- ASSIGNMENT
Can you output the records below exactly as they are written?

(Dataset rows for apps and sites)
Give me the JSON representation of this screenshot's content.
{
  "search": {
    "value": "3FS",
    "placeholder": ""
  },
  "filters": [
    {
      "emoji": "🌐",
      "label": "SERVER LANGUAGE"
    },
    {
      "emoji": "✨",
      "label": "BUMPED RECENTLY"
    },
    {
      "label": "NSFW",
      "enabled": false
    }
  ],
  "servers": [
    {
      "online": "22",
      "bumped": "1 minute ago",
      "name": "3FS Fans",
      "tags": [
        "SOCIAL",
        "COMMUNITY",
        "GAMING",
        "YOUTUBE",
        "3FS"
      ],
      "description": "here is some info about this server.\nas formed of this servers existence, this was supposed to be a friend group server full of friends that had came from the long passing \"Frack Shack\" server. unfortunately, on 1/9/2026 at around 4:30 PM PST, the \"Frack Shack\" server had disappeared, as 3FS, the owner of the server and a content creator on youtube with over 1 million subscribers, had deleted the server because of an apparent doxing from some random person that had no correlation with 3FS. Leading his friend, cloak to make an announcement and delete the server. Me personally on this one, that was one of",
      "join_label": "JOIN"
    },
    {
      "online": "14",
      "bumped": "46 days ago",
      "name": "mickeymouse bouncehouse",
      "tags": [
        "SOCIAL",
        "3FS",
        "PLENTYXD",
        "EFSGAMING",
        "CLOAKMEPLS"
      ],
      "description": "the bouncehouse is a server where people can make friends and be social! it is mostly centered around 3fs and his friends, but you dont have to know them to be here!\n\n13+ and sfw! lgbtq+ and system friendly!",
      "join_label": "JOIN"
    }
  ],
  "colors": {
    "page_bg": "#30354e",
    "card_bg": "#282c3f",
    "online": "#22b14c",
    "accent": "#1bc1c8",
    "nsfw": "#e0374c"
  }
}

- SOLUTION TO THE PROBLEM
Give me the JSON representation of this screenshot's content.
{
  "search": {
    "value": "3FS",
    "placeholder": ""
  },
  "filters": [
    {
      "emoji": "🌐",
      "label": "SERVER LANGUAGE"
    },
    {
      "emoji": "✨",
      "label": "BUMPED RECENTLY"
    },
    {
      "label": "NSFW",
      "enabled": false
    }
  ],
  "servers": [
    {
      "online": "22",
      "bumped": "1 minute ago",
      "name": "3FS Fans",
      "tags": [
        "SOCIAL",
        "COMMUNITY",
        "GAMING",
        "YOUTUBE",
        "3FS"
      ],
      "description": "here is some info about this server.\nas formed of this servers existence, this was supposed to be a friend group server full of friends that had came from the long passing \"Frack Shack\" server. unfortunately, on 1/9/2026 at around 4:30 PM PST, the \"Frack Shack\" server had disappeared, as 3FS, the owner of the server and a content creator on youtube with over 1 million subscribers, had deleted the server because of an apparent doxing from some random person that had no correlation with 3FS. Leading his friend, cloak to make an announcement and delete the server. Me personally on this one, that was one of",
      "join_label": "JOIN"
    },
    {
      "online": "14",
      "bumped": "46 days ago",
      "name": "mickeymouse bouncehouse",
      "tags": [
        "SOCIAL",
        "3FS",
        "PLENTYXD",
        "EFSGAMING",
        "CLOAKMEPLS"
      ],
      "description": "the bouncehouse is a server where people can make friends and be social! it is mostly centered around 3fs and his friends, but you dont have to know them to be here!\n\n13+ and sfw! lgbtq+ and system friendly!",
      "join_label": "JOIN"
    }
  ],
  "colors": {
    "page_bg": "#30354e",
    "card_bg": "#282c3f",
    "online": "#22b14c",
    "accent": "#1bc1c8",
    "nsfw": "#e0374c"
  }
}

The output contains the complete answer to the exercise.